Instructions for the task:
Scan the records for the word "humo". Return each line where it is found.

Saved entries:

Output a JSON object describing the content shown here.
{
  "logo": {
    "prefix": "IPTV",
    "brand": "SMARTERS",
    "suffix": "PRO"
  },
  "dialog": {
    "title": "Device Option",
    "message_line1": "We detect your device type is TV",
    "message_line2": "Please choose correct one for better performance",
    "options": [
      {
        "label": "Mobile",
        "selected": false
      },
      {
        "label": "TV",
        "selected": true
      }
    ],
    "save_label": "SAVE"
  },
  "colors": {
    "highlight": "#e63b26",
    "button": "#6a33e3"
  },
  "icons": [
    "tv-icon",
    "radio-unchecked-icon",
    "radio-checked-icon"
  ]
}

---

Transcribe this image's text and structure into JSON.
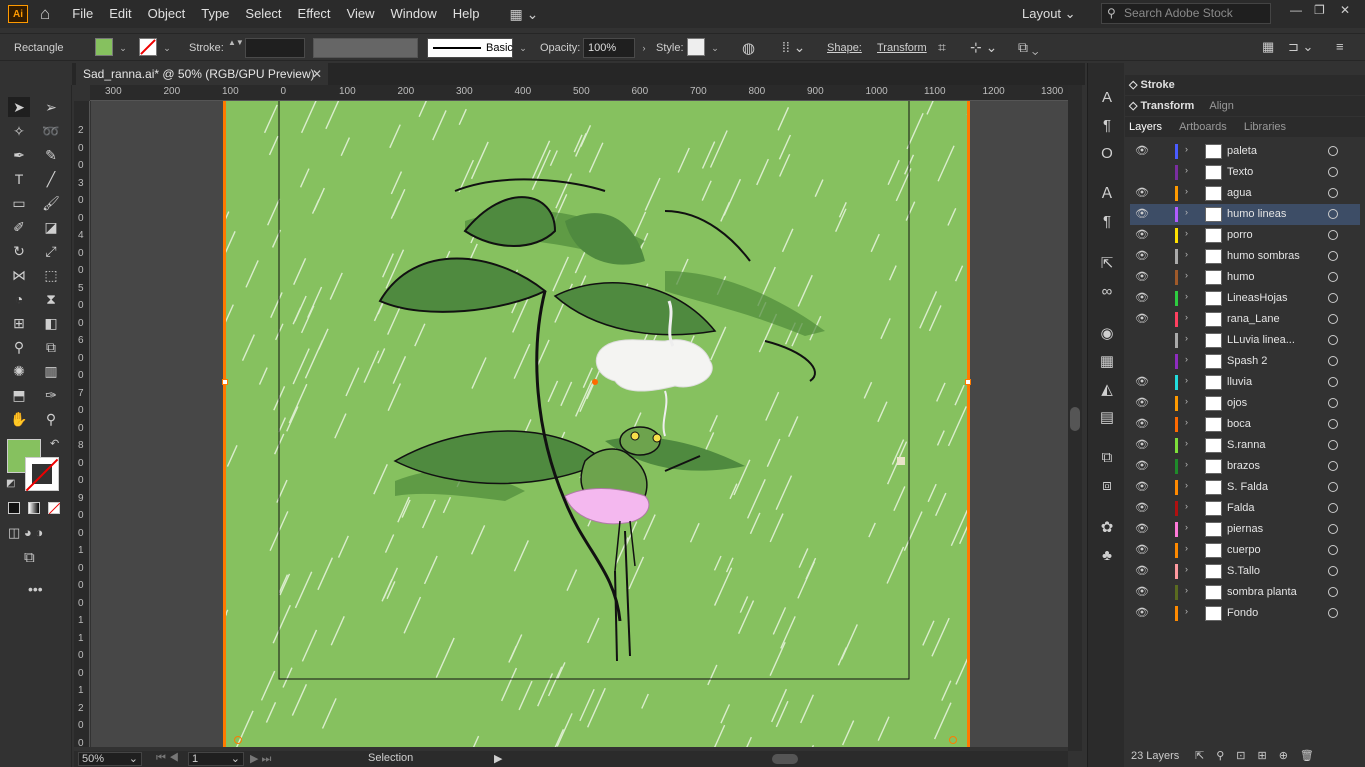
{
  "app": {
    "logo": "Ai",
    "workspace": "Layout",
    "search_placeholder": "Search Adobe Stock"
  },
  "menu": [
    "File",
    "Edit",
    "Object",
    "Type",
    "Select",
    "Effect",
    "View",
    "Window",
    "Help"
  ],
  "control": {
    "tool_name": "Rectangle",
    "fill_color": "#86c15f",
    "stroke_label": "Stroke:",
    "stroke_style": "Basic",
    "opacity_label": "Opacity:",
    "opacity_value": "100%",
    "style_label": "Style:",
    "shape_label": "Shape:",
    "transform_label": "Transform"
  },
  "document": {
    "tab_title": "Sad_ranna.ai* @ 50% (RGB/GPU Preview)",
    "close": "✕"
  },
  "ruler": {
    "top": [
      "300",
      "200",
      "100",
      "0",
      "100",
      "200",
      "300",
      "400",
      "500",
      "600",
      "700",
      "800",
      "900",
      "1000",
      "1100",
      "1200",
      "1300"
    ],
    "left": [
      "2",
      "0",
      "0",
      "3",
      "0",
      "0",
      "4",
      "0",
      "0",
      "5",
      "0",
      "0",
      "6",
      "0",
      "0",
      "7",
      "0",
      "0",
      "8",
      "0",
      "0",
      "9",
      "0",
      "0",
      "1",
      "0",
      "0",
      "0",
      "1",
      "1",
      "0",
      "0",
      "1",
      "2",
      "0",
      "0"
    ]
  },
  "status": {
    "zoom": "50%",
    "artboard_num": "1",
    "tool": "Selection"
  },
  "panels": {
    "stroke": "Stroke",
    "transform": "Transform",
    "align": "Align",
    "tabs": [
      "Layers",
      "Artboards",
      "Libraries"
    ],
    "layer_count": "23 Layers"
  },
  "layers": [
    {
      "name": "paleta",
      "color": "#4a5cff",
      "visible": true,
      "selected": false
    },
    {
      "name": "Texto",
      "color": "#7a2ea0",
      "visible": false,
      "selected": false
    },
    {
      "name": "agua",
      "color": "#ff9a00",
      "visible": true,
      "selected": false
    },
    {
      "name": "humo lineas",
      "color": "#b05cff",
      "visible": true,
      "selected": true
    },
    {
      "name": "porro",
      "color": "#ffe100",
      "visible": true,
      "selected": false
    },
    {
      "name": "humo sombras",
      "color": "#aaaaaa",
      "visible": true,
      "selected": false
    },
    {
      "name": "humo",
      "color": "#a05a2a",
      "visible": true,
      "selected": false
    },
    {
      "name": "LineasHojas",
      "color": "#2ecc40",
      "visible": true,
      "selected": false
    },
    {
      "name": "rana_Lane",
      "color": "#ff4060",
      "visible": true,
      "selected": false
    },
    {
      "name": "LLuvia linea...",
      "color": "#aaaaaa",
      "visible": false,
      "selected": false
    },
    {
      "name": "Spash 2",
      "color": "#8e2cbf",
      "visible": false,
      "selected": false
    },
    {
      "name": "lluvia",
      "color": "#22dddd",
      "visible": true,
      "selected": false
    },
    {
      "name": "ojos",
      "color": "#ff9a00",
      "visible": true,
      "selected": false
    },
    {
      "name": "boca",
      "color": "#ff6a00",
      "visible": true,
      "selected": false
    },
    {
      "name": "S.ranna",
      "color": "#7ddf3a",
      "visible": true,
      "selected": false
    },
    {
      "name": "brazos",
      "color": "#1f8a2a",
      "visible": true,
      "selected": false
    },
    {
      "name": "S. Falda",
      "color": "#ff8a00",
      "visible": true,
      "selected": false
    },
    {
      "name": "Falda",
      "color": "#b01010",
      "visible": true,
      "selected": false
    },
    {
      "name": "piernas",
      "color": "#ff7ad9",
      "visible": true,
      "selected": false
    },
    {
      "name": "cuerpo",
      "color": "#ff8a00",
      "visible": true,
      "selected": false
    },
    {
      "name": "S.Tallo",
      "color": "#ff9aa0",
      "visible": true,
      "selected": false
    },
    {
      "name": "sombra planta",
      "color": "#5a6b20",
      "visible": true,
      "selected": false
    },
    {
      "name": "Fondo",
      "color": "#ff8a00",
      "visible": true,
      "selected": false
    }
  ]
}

Response area:
      "name": "humo lineas",
      "name": "humo sombras",
      "name": "humo",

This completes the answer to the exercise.